Scientists tend to bypass pain research such that they are setting themselves up for a big surprise when they study NMDA. They will stumble across us sooner or later, just when they least expect it. n-Methyl-D-ASPARTATE or NMDA is the receptor on the brain side of a nerve synapse which must activate in order for chronic pain to develop. Central Pain is one of these chronic pains which is driven by NMDA receptors. Aspartate, like Glutamate, is an acidic amino acid, and hence a pain exciter. Glycine, like GABA, is a pain inhibitor. Yet, mysteriously, glycine appears irrevocably linked with NMDA–this bears investigation. No money, no problem, glycine/NMDA are part of heart attack injury and stroke brain injury. The heart and brain are considered research money worthy even if pain is not.
Whether or not the public knows it, they buy nerve injury pain every week on Tuesday night when they watch House.
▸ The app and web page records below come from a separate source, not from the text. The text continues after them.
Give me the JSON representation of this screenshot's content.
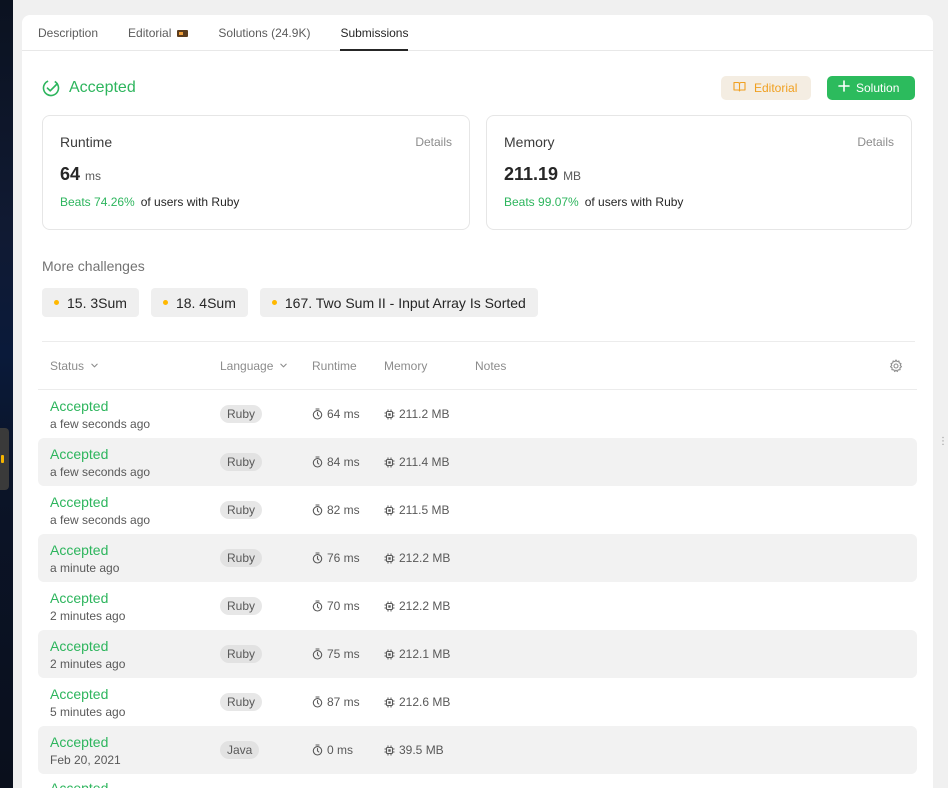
{
  "tabs": [
    {
      "label": "Description"
    },
    {
      "label": "Editorial"
    },
    {
      "label": "Solutions (24.9K)"
    },
    {
      "label": "Submissions"
    }
  ],
  "result": {
    "status": "Accepted",
    "editorial_button": "Editorial",
    "solution_button": "Solution"
  },
  "runtime": {
    "label": "Runtime",
    "details": "Details",
    "value": "64",
    "unit": "ms",
    "beats": "Beats 74.26%",
    "beats_suffix": "of users with Ruby"
  },
  "memory": {
    "label": "Memory",
    "details": "Details",
    "value": "211.19",
    "unit": "MB",
    "beats": "Beats 99.07%",
    "beats_suffix": "of users with Ruby"
  },
  "more_challenges": {
    "title": "More challenges",
    "items": [
      "15. 3Sum",
      "18. 4Sum",
      "167. Two Sum II - Input Array Is Sorted"
    ]
  },
  "table": {
    "headers": {
      "status": "Status",
      "language": "Language",
      "runtime": "Runtime",
      "memory": "Memory",
      "notes": "Notes"
    },
    "rows": [
      {
        "status": "Accepted",
        "time": "a few seconds ago",
        "language": "Ruby",
        "runtime": "64 ms",
        "memory": "211.2 MB"
      },
      {
        "status": "Accepted",
        "time": "a few seconds ago",
        "language": "Ruby",
        "runtime": "84 ms",
        "memory": "211.4 MB"
      },
      {
        "status": "Accepted",
        "time": "a few seconds ago",
        "language": "Ruby",
        "runtime": "82 ms",
        "memory": "211.5 MB"
      },
      {
        "status": "Accepted",
        "time": "a minute ago",
        "language": "Ruby",
        "runtime": "76 ms",
        "memory": "212.2 MB"
      },
      {
        "status": "Accepted",
        "time": "2 minutes ago",
        "language": "Ruby",
        "runtime": "70 ms",
        "memory": "212.2 MB"
      },
      {
        "status": "Accepted",
        "time": "2 minutes ago",
        "language": "Ruby",
        "runtime": "75 ms",
        "memory": "212.1 MB"
      },
      {
        "status": "Accepted",
        "time": "5 minutes ago",
        "language": "Ruby",
        "runtime": "87 ms",
        "memory": "212.6 MB"
      },
      {
        "status": "Accepted",
        "time": "Feb 20, 2021",
        "language": "Java",
        "runtime": "0 ms",
        "memory": "39.5 MB"
      }
    ],
    "partial_row_status": "Accepted"
  },
  "colors": {
    "accent_green": "#2db55d",
    "editorial_orange": "#f0a020",
    "challenge_dot": "#ffb800"
  }
}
This article stems from the comment, “There is a hole in my memory and in that hole is my identity.” Amnesia is defined roughly as forgetting what one would normally remember. It is comparative to the ordinary individual. In a sense, since it is a matter of degree, and may be selective, it is not easy to define amnesia. It is however, always important to remember who you are, even as the the feeling of being “lost in pain” is rather common.
AMPA and kainate are for fast pain, we THINK.
Never certain if it has relevance to central pain, we nevertheless tend to write on analgesic plants being reported in peer reviewed journals. Pharmacologically active plants, and plants in general, tend to grow in much greater number in Equatorial countries, so some of the journals may not be familiar. That is why we include such information here, with many thanks to PubMed for the lead it gives us.
We do not weep at horror movies, we are shocked. Should others somehow understand Central Pain’s reality, usually only through scientific knowledge, it is too much to react to in a normal fashion. Ordinary pain is bad enough. John Locke said that even revelation cannot speak to man except in bits and pieces of information he already possesses. A normal person does not possess the bits and pieces necessary to apprehend severe central pain. They are unconcerned about the monster, neither in others nor potentially in themselves. Should they suddenly become aware of its bizarre magnitude, it will cause horror and withdrawal, not tears.
Elizabeth Mitchell has had severe central pain for decades. She expresses her isolation and the unreal quality of living with it. Hers is the poetry of the pain holocaust.
Work in Complex Regional Pain Syndrome highlights similar difficulties in clinical evaluation of central pain. The terms to describe Central Pain are themselves so vague as to require explanations about what they mean as applied to CP. CRPS can help.
We have always said neuropathic pain was different, but even we were not quite prepared for this article, provided it can be reproduced.
The survey continues to enlighten us on features of central pain. Thanks to all who have participated. Here are some of the discoveries which are directly attributable to participants in the survey. Many confirm what other authors have written, but others are definitely new information.